On a positive side, there will be increased flexibility over the usage of post 1 April 2017 losses carried forward against the taxable profits of different activities and the taxable profits of group companies. however, the “schedular system” for computing corporation tax profits will remain unchanged.
The restriction to using losses is clearly unwelcome, particularly for cyclical businesses, so we are pleased that the government intends to protect ring fence activities. However, companies with non-ring fences activities could be significantly affected and may want to consider making representations.
The consultation closes on 18 August 2016 and the government expects responses in the form of answers to a number of questions addressed in the consultation document.
Reform to the Substantial Shareholding Exemption (SSE)
A potential reform to the SSE regime was also announced by the Chancellor at Budget 2016, however at that time it was unclear what sort of changes could be expected.
The current consultation contains a number of proposals regarding the possible simplification of the regime with an intention of further promoting the UK as a holding company location and attracting further inward investment. The government wishes to remove some of the impediments to the current rules applying without providing a blanket exemption.
The current regime exempts chargeable gains arising on the disposal of shares in certain circumstances. For the exemption to apply a number of conditions must be met, amongst which are a requirement that the investment was at least 10% of the investee, and that the investor and investee were both broadly trading groups.
Amongst options for change in respect of which the government is seeking views are the following:
- To remove the condition that the company making the disposal must be part of a trading group
- To expand the qualifying nature of activities that an investee can undertake
- To make less fundamental changes to the current investor and investee tests
- To amend the ordinary share capital requirement so that partnerships could also benefit from the exemption
- To reduce the substantial shareholding requirement which is currently 10% To extend the qualifying ownership period from 2 to 6 years.
The possible changes are not thought likely to have a significant impact on companies involved in oil and gas activities. However, the removal of the trading requirement for investor groups would be a welcome removal of a level of uncertainty that can exist in certain transactions.
The consultation closes on 18 August 2016 and the government expects responses in the form of views to a number of options contained in the consultation document.
Double Taxation Treaty Passport (DTTP) scheme review
The consultation is aimed at renewing and extending the scope of the DTTP scheme. The government is not intending to change the existing legislation and instead it is asking for views on how the current administrative procedure could be simplified.
As background, borrowers in the UK are obliged to withhold income tax (WHT) at the basic rate (currently 20%) on payments of interest to overseas lenders (on loans of over a year in duration). If the lender is resident in a territory with which the UK has a tax treaty, the rate of WHT may be reduced.
The DTTP scheme was introduced so that an overseas lender was not required to produce proof of residency and other official documents to HMRC for each new loan in order for the payments to be made without WHT or at a reduced rate under the Treaty. Under the scheme the overseas corporate lender applies for a “treaty passport” which can be used to make multiple loans to UK borrowers.

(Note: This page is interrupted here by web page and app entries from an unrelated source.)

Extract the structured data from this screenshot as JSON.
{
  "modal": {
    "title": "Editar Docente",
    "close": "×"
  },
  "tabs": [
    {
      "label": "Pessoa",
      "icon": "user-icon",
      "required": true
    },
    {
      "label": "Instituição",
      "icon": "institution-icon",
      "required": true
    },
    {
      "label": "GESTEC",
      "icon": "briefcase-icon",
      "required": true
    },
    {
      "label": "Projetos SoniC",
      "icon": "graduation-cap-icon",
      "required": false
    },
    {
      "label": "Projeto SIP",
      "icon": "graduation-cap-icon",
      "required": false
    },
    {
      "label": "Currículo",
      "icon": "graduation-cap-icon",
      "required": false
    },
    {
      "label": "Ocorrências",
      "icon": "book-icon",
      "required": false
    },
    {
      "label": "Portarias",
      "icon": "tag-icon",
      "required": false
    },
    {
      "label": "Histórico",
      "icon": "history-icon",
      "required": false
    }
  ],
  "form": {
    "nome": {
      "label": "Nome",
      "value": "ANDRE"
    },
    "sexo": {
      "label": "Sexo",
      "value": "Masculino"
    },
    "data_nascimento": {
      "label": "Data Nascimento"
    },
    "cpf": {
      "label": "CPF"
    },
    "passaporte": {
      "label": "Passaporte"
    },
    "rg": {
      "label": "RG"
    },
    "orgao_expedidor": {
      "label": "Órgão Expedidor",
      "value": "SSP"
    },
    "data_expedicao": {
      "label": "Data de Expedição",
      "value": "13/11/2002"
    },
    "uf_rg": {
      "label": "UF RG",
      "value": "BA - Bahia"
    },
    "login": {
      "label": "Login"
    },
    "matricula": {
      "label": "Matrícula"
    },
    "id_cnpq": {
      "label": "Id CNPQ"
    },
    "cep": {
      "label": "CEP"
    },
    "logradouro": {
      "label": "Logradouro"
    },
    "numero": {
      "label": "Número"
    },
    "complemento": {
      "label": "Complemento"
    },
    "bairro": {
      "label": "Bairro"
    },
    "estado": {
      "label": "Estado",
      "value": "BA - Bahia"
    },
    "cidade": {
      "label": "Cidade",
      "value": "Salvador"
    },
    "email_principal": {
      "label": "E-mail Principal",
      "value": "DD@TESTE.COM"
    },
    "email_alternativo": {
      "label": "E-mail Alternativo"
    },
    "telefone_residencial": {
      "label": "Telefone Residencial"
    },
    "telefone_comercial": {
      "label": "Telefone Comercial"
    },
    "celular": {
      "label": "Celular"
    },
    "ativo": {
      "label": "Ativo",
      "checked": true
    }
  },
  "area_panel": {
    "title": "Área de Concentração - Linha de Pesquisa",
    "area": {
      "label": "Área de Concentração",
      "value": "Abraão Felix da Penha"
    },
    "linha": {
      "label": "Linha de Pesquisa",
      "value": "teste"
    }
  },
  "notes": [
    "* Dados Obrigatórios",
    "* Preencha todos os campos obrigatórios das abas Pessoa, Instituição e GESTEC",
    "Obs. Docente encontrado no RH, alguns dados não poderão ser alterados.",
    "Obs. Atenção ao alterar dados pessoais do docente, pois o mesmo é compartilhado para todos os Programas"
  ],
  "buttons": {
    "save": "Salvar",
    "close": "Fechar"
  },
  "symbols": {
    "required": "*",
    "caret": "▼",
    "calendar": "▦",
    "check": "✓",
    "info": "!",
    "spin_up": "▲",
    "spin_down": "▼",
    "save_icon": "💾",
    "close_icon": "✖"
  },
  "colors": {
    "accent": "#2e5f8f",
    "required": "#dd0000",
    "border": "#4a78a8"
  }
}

Currently the DTTP scheme applies only to corporate to corporate lending. The main proposal is to extend the scheme to encompass funds and partnerships including overseas partnerships.
The government is also seeking views on the operation of the renewal process as well as the application of sanctions for misconduct.
The consultation closes on 12 August 2016 and the government expects responses in the form of answers to a number of questions addressed in the consultation document.
Please contact us if you would like to discuss, require help with representations or have any questions.